Early poems in the collection detail snapshots of realization in the wake of death: “The pills/On the floor had rolled under the sofa./The wheel begins its if only turning.” In interview with Jenifer K. Dick (available on www.poets.org) Bang reflects on her earlier training as a professional photographer: “By distancing itself, the “eye” establishes a degree of remove that allows me as poet, as the “I,” to appreciate the world anew, with a degree of objectivity, and to comment back on that world.” Bang was commenting on an earlier volume when she said this, but it does shed some light on the structure of this volume and how it reads. Like a collage of separate, but related images, the poems of Elegy painstakingly build up a composite picture of loss. Many of the poems do not stand on their own, but are small contributions, fragments, of a larger whole which the poet constructs through her resolutely objective tone. For example, a theme picked up from the beginning is a dream of arrested time – the wish that the time just prior to death could be brought back and stilled: “You’re forever on the platform/Seeing the pattern of the train door closing./Then the silver streak of me leaving./…/That car should be forever sealed in amber.” This idea is explored repeatedly through an arrangement of images that accrete significance across the poems. Hence, there is also the remorselessness of time’s march, with the speaker, in her grief, trapped, frozen in muteness. In “The Essence” Bang writes, “Dumb numbers gawked from the clock face./The hole where the hands were/Supposed to be was empty/And endless.” The speaker grapples with the irrecoverable nature of death, and its indifference to pleading: “The snake of time was spending itself/Like an arrow in motion, aimed at a bale of hay,/Each bale a bad day. Then wham, and over.” Bang explores each moment that cannot be replayed with a different outcome: “How/Does the heart stop? On what/Moment’s turning?/Which tick? And why?”

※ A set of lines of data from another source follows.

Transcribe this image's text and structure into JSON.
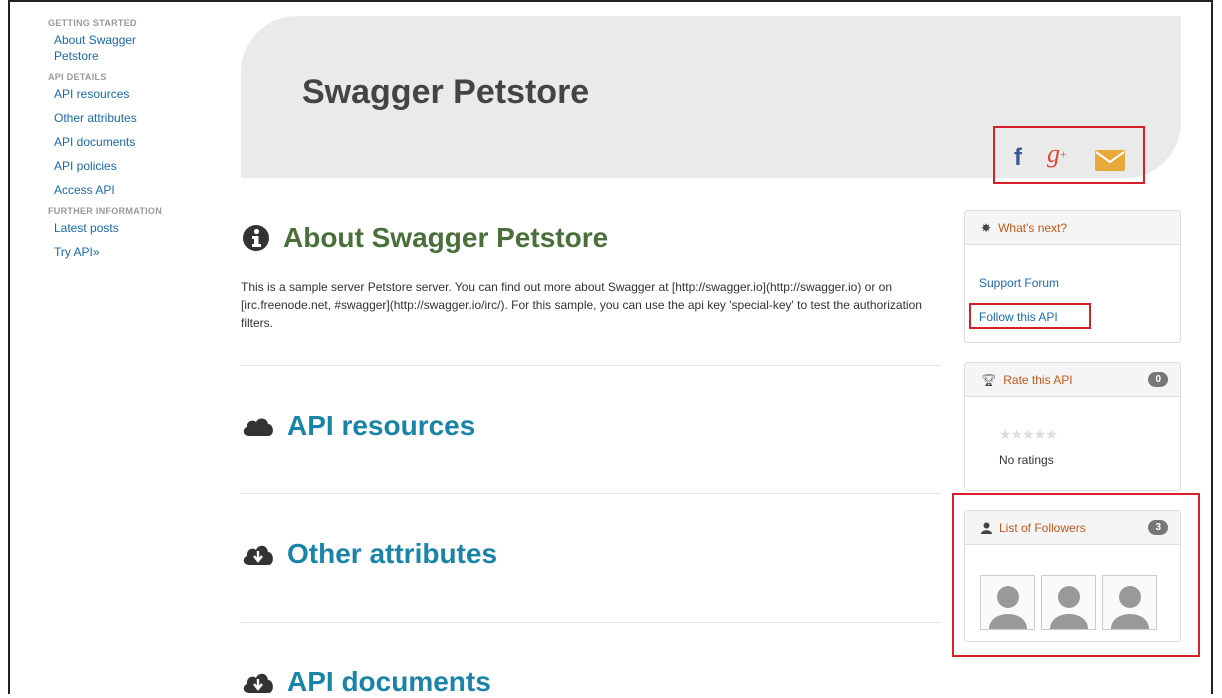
{
  "sidebar": {
    "groups": [
      {
        "heading": "GETTING STARTED",
        "items": [
          "About Swagger Petstore"
        ]
      },
      {
        "heading": "API DETAILS",
        "items": [
          "API resources",
          "Other attributes",
          "API documents",
          "API policies",
          "Access API"
        ]
      },
      {
        "heading": "FURTHER INFORMATION",
        "items": [
          "Latest posts",
          "Try API»"
        ]
      }
    ]
  },
  "banner": {
    "title": "Swagger Petstore"
  },
  "social": {
    "facebook_glyph": "f",
    "googleplus_glyph": "g",
    "googleplus_sup": "+"
  },
  "main": {
    "about_title": "About Swagger Petstore",
    "about_text": "This is a sample server Petstore server. You can find out more about Swagger at [http://swagger.io](http://swagger.io) or on [irc.freenode.net, #swagger](http://swagger.io/irc/). For this sample, you can use the api key 'special-key' to test the authorization filters.",
    "resources_title": "API resources",
    "attributes_title": "Other attributes",
    "documents_title": "API documents"
  },
  "panels": {
    "whats_next": {
      "title": "What's next?",
      "support_forum": "Support Forum",
      "follow": "Follow this API"
    },
    "rate": {
      "title": "Rate this API",
      "count": "0",
      "stars": "★★★★★",
      "no_ratings": "No ratings"
    },
    "followers": {
      "title": "List of Followers",
      "count": "3"
    }
  },
  "colors": {
    "accent_red": "#d8202a",
    "link_blue": "#1a6aa8",
    "heading_teal": "#1a84a8",
    "about_green": "#4a6f3a",
    "panel_orange": "#c4581a"
  }
}
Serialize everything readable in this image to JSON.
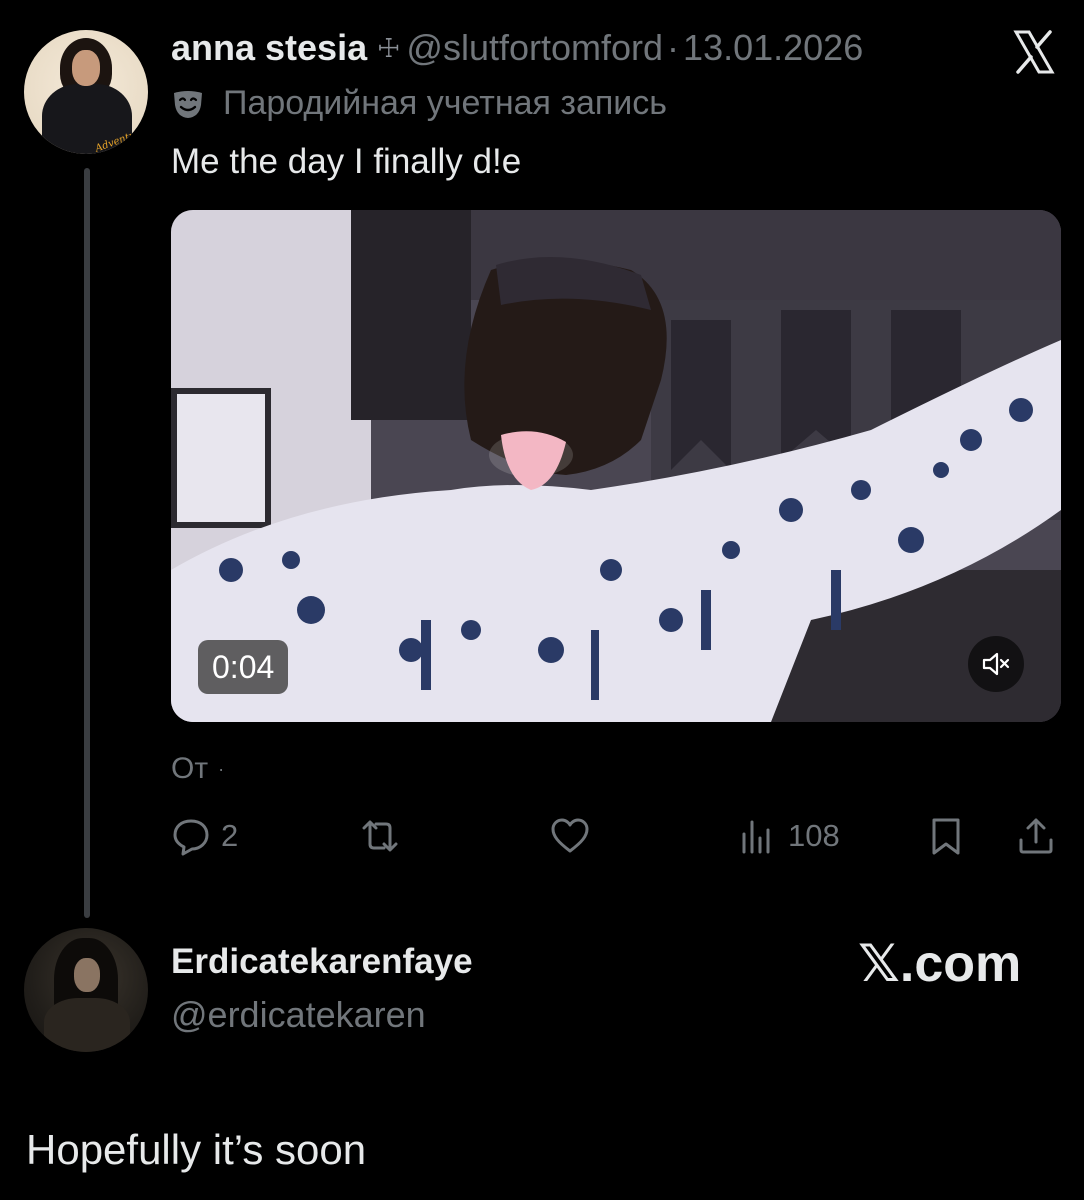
{
  "tweet": {
    "author": {
      "display_name": "anna stesia",
      "name_glyph": "☩",
      "handle": "@slutfortomford",
      "avatar_logo_text": "Adventures"
    },
    "separator": "·",
    "date": "13.01.2026",
    "parody_label": "Пародийная учетная запись",
    "text": "Me the day I finally d!e",
    "video": {
      "duration": "0:04",
      "muted": true
    },
    "source_label": "От",
    "source_dot": "·",
    "actions": {
      "replies": "2",
      "retweets": "",
      "likes": "",
      "views": "108"
    }
  },
  "reply_user": {
    "display_name": "Erdicatekarenfaye",
    "handle": "@erdicatekaren"
  },
  "watermark": "𝕏.com",
  "reply_text": "Hopefully it’s soon",
  "icons": {
    "platform": "x-logo-icon",
    "parody": "mask-icon",
    "mute": "mute-icon",
    "reply": "reply-icon",
    "retweet": "retweet-icon",
    "like": "heart-icon",
    "views": "views-icon",
    "bookmark": "bookmark-icon",
    "share": "share-icon"
  },
  "colors": {
    "background": "#000000",
    "primary_text": "#e7e9ea",
    "secondary_text": "#71767b",
    "thread_line": "#3a3d41"
  }
}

She is unflinching in her determination not to sentimentalise, not to “put a death mask on tragedy”. Yet there is a kind of consolation to the exercise. The bleak narrative of Bang’s series of poems does not bring her son back, but does portray a hard-won acceptance. She offers a reflection at the outset on the impermanence of life that applies even to one’s own child: “You/A child, then a man, now a feather/Passing through a furious fire/Called time.” The paradox of Bang’s verse is that these moments of objectivity are paired with fierce emotion to create a painfully beautiful portrait of love. A poem towards the end of the collection, “You were you are elegy” states: “Thank you for that. And/For the ineffable sense/Of continuance. You were. You are/The brightest thing in the shop window/And the most beautiful seldom I ever saw.” Bang ends on a note that, if it does not offer redemption, does offer a “glimmer” of solace.